There are two basic ways to safely can pears: the hot pack method and the raw pack method. Raw packed fruit tends to shrink during processing and float up out of the canning liquid. The pieces that float to the top discolor and are unappealing once the jars are opened.
This is high gear food preservation season for me. I have an ant-and-grasshopper parable complex and I start flying around stuffing things maniacally into jars. Among those are home canned pears.
The first time I'd ever seen a nashi —the Japanese word for Asian pear—I was living in Japan, and I was totally impressed. Their skin is a mottled amber hue, and they can grow to be ginormous; the size of a junior basketball at their best. The nashialong with mega-melons, pristine grapes, and picture-perfect peaches, are also among some of the most popular gift fruit in Japan, fetching a price tag that we're more accustomed to paying for a dinner for two.
My first memories of fruit butters are driven out of Carbondale, Illinois, which seemed worlds away from the Chicago suburbs, both in station-wagon miles and in accent. All I know is that my first attempts about 12 years back, trying to cram the process into a few precious free hours between business trips, were miserable failures that tarred at least one pot so thoroughly it went straight into the trash bin. The key, I now know, is to take things low and slow.

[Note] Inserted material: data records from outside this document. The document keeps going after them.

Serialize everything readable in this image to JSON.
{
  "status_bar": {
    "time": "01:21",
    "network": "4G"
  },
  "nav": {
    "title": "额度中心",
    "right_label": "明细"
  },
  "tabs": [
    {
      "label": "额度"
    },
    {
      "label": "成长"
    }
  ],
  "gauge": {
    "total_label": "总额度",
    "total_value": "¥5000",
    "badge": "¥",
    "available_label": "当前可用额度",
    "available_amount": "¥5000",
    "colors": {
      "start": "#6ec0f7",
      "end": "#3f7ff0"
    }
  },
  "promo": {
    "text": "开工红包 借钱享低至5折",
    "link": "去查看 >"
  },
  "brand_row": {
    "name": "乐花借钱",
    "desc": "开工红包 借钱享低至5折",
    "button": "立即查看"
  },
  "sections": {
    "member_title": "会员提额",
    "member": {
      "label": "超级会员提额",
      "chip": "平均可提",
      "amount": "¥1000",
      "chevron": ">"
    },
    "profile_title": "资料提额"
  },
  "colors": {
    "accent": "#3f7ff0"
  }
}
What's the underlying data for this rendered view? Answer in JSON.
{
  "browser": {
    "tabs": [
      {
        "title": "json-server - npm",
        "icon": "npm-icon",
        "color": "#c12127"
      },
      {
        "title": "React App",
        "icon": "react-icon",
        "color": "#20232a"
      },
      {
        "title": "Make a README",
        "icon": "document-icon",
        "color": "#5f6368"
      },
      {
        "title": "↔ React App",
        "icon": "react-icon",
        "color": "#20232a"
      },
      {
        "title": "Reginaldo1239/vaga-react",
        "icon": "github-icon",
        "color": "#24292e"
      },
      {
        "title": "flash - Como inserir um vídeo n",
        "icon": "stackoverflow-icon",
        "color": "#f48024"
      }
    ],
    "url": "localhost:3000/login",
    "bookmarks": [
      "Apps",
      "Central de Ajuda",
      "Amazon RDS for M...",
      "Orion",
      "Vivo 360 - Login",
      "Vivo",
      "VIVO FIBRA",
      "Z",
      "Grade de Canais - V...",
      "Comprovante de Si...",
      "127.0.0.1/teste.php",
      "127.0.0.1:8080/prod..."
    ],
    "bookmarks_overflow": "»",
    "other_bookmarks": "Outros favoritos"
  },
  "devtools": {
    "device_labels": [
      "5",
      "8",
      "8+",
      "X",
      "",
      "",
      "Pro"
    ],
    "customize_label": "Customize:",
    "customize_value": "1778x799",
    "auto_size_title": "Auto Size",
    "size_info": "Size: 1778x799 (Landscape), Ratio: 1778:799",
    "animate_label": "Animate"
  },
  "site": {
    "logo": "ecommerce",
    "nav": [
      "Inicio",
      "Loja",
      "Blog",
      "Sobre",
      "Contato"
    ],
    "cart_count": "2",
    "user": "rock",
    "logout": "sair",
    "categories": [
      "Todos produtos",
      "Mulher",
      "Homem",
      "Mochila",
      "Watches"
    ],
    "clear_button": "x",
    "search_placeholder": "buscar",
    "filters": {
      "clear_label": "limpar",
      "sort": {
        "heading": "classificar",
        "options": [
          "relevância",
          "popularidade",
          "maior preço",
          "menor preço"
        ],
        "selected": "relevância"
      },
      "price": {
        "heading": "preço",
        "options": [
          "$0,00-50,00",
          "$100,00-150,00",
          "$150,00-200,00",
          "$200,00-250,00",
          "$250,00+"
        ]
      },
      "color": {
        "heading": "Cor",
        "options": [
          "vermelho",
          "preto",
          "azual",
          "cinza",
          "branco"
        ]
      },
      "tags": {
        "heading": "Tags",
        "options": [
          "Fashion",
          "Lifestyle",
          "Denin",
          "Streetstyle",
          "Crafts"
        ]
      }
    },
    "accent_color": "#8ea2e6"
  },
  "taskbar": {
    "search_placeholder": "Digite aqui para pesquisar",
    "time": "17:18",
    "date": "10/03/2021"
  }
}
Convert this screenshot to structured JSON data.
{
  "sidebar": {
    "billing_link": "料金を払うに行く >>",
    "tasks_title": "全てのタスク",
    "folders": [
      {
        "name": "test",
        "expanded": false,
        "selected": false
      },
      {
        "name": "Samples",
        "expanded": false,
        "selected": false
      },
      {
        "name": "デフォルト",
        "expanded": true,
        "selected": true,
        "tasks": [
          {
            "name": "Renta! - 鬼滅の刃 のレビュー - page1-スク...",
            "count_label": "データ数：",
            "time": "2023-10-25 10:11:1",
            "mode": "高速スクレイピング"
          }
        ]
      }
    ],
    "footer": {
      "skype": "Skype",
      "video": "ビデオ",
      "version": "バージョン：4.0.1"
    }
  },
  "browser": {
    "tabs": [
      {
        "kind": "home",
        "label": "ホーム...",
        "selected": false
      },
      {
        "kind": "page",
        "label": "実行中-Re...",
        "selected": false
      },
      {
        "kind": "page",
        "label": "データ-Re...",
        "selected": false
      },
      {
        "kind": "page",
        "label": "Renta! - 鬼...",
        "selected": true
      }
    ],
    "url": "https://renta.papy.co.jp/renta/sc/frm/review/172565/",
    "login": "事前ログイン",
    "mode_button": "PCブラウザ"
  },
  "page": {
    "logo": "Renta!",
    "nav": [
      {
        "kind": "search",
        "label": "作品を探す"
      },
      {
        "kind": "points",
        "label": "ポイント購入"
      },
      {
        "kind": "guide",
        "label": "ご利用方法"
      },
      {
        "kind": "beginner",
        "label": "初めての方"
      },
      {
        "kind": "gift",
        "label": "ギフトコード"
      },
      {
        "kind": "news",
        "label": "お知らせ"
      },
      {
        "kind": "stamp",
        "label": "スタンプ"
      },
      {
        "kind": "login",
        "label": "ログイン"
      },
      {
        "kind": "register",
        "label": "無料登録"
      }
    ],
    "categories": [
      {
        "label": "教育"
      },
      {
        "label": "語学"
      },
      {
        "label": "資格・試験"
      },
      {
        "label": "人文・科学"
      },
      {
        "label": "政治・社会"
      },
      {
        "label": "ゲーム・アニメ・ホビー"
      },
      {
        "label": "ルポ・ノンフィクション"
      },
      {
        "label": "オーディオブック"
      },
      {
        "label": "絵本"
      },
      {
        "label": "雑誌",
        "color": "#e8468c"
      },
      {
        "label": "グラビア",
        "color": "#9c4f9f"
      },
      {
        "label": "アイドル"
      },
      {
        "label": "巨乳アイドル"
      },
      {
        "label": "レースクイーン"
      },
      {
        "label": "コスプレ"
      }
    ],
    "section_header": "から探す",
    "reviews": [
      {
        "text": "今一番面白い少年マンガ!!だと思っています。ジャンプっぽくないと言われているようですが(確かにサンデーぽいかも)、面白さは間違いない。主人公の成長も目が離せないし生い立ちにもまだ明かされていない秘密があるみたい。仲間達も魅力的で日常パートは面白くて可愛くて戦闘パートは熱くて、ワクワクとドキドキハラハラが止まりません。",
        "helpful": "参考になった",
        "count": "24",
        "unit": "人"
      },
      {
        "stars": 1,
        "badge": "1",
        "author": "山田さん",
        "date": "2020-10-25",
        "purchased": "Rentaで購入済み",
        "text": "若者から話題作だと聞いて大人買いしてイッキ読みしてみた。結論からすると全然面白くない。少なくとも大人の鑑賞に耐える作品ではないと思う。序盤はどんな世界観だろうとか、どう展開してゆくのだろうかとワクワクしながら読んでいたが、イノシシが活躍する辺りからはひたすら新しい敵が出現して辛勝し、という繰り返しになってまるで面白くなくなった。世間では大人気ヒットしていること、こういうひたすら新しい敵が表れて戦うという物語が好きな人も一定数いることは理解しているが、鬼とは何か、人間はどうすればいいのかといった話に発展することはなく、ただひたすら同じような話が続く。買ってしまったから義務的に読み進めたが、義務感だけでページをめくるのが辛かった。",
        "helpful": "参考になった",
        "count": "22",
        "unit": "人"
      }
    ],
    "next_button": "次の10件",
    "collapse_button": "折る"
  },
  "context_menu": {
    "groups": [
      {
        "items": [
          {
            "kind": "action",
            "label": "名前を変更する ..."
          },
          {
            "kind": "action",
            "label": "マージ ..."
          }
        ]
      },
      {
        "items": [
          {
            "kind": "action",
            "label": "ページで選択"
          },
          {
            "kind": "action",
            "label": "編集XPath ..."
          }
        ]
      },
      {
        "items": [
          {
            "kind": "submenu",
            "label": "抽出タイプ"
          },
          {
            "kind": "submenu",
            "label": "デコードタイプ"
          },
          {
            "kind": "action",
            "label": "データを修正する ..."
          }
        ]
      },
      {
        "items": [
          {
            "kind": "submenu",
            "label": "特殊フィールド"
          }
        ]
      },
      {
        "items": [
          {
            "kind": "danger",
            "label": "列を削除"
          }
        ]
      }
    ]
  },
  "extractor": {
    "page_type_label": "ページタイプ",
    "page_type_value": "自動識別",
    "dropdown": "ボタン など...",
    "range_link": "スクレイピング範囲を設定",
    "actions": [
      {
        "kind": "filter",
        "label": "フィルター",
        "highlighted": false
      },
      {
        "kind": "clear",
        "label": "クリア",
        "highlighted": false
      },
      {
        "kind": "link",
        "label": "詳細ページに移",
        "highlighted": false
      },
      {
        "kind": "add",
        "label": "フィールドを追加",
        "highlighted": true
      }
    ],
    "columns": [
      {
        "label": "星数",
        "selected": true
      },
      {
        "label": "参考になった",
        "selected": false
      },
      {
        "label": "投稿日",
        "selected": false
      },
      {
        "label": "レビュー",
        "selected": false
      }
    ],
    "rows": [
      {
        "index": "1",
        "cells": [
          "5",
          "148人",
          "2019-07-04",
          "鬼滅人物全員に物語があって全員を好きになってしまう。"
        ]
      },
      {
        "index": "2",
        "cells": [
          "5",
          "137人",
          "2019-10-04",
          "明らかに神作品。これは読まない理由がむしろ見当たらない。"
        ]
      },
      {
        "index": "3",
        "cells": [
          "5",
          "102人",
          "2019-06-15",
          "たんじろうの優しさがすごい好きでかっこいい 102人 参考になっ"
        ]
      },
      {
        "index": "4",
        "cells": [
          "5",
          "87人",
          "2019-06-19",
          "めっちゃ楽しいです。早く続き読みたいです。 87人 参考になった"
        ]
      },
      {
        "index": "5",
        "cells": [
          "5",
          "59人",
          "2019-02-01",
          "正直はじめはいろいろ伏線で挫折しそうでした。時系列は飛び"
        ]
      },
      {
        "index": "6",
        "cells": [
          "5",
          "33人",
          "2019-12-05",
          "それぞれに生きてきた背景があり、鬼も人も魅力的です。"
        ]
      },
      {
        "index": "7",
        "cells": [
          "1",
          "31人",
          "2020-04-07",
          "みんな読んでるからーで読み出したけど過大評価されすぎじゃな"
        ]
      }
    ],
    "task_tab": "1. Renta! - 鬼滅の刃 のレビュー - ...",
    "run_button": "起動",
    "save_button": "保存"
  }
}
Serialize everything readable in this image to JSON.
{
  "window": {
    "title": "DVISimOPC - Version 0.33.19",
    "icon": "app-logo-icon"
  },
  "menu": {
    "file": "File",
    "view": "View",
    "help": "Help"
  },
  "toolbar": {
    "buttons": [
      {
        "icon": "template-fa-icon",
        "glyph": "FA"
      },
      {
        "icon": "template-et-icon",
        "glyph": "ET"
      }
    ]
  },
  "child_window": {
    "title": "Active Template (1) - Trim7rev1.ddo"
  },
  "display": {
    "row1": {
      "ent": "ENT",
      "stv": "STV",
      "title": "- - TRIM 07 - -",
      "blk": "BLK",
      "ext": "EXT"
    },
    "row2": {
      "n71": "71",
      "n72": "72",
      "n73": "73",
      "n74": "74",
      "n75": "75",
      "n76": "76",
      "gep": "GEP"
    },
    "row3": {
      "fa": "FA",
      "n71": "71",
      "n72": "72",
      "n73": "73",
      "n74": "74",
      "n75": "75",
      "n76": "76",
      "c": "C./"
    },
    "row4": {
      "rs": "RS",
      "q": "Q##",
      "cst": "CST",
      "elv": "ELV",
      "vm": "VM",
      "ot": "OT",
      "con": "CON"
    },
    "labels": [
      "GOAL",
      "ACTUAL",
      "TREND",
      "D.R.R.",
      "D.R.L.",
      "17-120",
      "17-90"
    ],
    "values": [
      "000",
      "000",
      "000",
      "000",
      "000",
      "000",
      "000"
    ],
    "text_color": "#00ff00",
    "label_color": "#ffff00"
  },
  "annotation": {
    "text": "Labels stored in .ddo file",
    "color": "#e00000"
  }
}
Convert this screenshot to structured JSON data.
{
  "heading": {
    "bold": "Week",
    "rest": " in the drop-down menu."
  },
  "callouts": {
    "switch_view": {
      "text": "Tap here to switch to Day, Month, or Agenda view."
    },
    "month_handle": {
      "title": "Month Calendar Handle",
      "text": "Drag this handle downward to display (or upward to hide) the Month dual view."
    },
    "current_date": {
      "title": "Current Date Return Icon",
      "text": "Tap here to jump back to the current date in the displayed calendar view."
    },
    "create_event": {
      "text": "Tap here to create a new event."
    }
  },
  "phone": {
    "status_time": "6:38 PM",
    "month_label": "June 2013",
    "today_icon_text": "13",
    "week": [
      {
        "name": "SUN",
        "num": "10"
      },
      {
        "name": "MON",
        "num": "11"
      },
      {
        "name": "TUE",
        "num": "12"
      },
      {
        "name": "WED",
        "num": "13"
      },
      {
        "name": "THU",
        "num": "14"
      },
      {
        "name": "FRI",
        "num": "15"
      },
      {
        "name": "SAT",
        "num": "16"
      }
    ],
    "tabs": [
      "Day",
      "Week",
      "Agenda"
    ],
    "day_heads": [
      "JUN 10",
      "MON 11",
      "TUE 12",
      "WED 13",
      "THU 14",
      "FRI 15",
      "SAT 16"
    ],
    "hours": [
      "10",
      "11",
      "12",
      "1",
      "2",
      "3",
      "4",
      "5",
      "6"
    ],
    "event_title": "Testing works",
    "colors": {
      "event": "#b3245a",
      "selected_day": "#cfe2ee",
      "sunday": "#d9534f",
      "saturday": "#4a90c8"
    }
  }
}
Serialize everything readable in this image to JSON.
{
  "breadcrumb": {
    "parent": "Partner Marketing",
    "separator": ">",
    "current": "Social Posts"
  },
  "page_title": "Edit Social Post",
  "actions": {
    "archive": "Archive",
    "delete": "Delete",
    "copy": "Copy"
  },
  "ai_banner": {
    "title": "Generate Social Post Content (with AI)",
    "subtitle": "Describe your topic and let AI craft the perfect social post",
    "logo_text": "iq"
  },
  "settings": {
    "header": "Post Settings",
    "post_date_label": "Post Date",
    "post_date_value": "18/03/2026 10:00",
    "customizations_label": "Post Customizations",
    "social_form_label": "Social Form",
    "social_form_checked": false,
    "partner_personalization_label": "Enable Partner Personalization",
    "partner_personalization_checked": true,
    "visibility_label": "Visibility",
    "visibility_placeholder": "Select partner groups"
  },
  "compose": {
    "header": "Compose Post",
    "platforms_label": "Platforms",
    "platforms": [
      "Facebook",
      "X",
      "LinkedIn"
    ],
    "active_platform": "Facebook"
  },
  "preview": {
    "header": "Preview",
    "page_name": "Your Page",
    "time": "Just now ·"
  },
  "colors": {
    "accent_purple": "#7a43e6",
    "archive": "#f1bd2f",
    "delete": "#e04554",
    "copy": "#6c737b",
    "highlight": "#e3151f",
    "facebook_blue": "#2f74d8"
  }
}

Asian pears are a tough ingredient for preservers. Sometime ago, I determined to save myself the heartache of wasted asian pears and simply kept them far away from my jars. These e-versions include audio enhancements and give you a chance to preview some of the content that the print edition will include coming in Spring
Asian Pears are indeed true pears, just like their European cousins, but they do have a few different characteristics. They stay crisp. They will ripen beautifully while still on the tree.
Important: All home canned Asian Pears must be acidified before canning in a boiling water canner to make them safe from the microorganism that causes botulism. Quantity: An average of pounds is needed per canner load of 7 quarts; an average of pounds is needed per canner load of 9 pints. Quality: Choose ripe, mature fruit of ideal quality for eating fresh or cooking. Please read Using Boiling Water Canners before beginning.
An easy step by step tutorial on Canning Pears. This easy recipe for preserved pears is perfect for newbies and experienced canners alike. Instructions include low-sugar and no-sugar options.